Jeremy Abroad

How it feels to be back in the U.S. after 4 months in South America

June 05, 2018

I almost titled this “Back in America after 4 months in South America”, but after going to South America I’ve realized how arrogant it is to refer to the U.S. as America.

Feels weird to be back home and hear people speaking in English. I almost feel like a foreigner in my own home country. I like this feeling because everything I used to take for granted feels new, though I oddly miss hearing Spanish/Portuguese everywhere despite me not being fluent. The border control officer was actually very pleasant, which was a nice change of pace from the many rude ones I’ve dealt with in the past.

Things that are nice (at least in the moment):

  • Being able to communicate
  • Shared background with everyone
  • Return policies. Stability. Knowing I can get anything done
  • Being able to drink out of a water fountain / tap water
  • Being able to flush toilet paper down the toilet

Things that stand out to me:
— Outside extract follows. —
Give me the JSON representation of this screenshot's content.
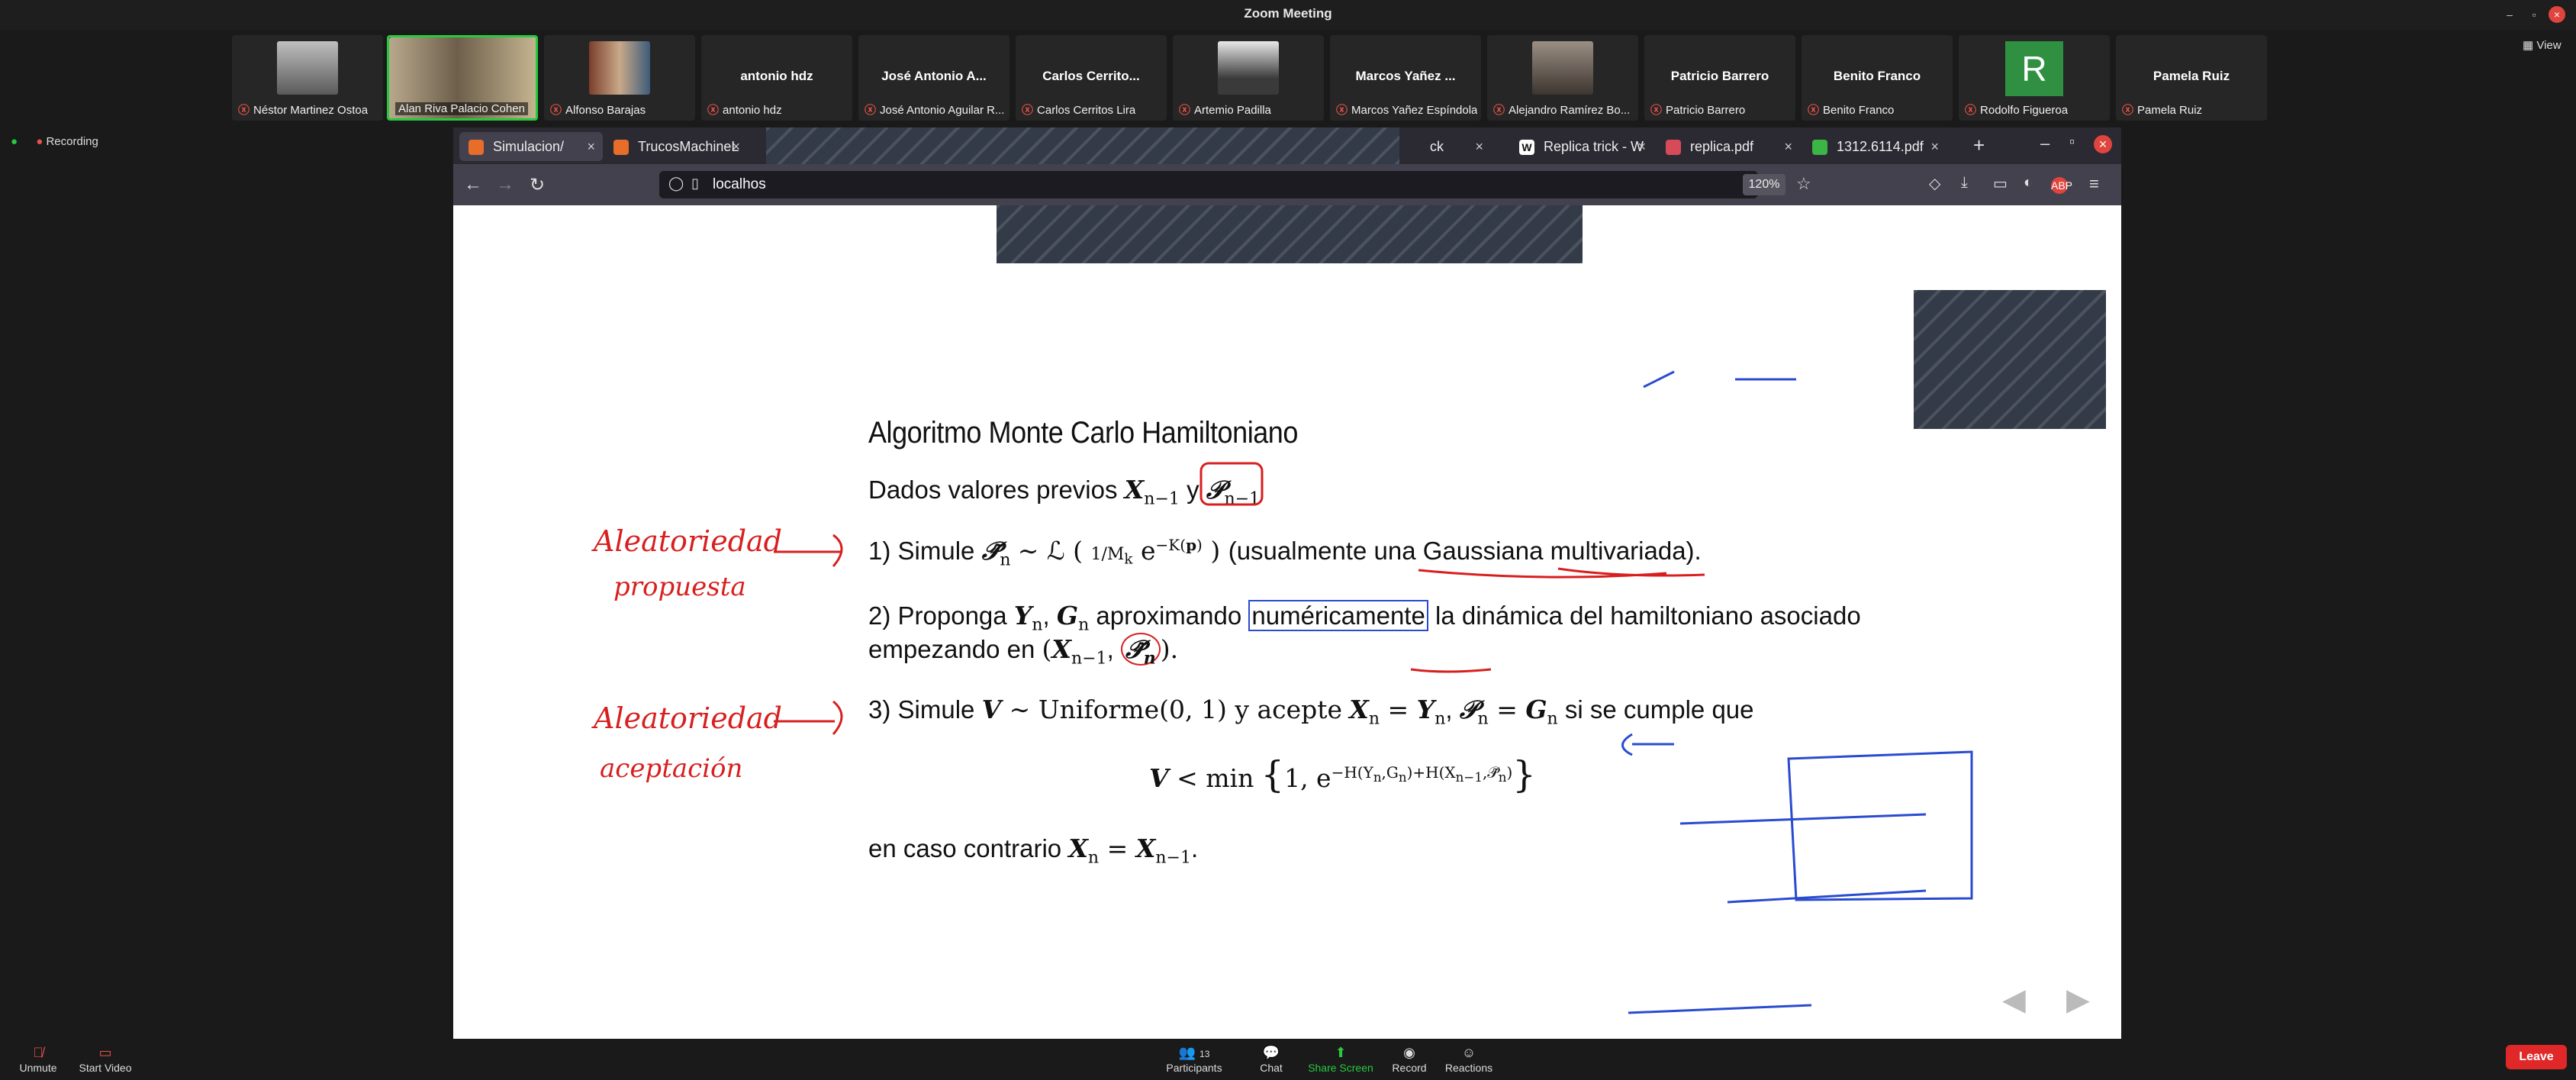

  • People are very diverse. There’s really no “average American” in terms of physical appearance. You’ve got white, black, Asian, Latin, indigenous, middle eastern, you name it. Despite white people being 60–80% of the U.S. population, it feels like they’re a minority.
  • People are noticeably fatter
  • The land is very sparsely developed. On the ride from the airport I mostly saw trees and undeveloped land with the occasional medium-sized building. In a city like Tokyo, Sao Paulo, or Bogota I’d be riding through a concrete jungle. Even in New York City, outside of Manhattan it’s not very dense.

Route 1, the main highway nearby with chain restaurants and giant parking lots sprawled out is just as bland and uninspiring as ever. I don’t actually remember seeing anything resembling a Route 1 in South America. In South America and the rest of the world they like to give people the option of not being dependent on a car, so the chain stores would be more within walking distance of each other and consolidated inside malls.

The one benefit to sprawl is that you get more room and more quiet. I’m always impressed returning to my family’s house especially since it’s always a little nicer every time I come back due to renovations. It’s spacious and the only ambience I hear is the faint sound of birds chirping.

I did just find out that my parents got rid of the spare cars, so now there are only 2 family cars that my parents both use to commute to work. So now I’ll be carless except at nights and on weekends. Without a car here I can’t really go anywhere. Public transit doesn’t really exist — the nearest subway station is a 1 hour 20 minute walk away, or a 35 minute bus ride. I’ll basically be dependent on Uber (10 years ago before Uber I would’ve just been screwed).

As a result, staying here at my parents’ house has become less appealing than it already was, which may not be a bad thing if it gets me more motivated to work my way out. And now that I can’t drive to Chipotle maybe I’ll finally learn how to cook…

Jeremy Bernier

Written by Jeremy Bernier who left the NYC rat race to travel the world, work remotely, and find the meaning of life.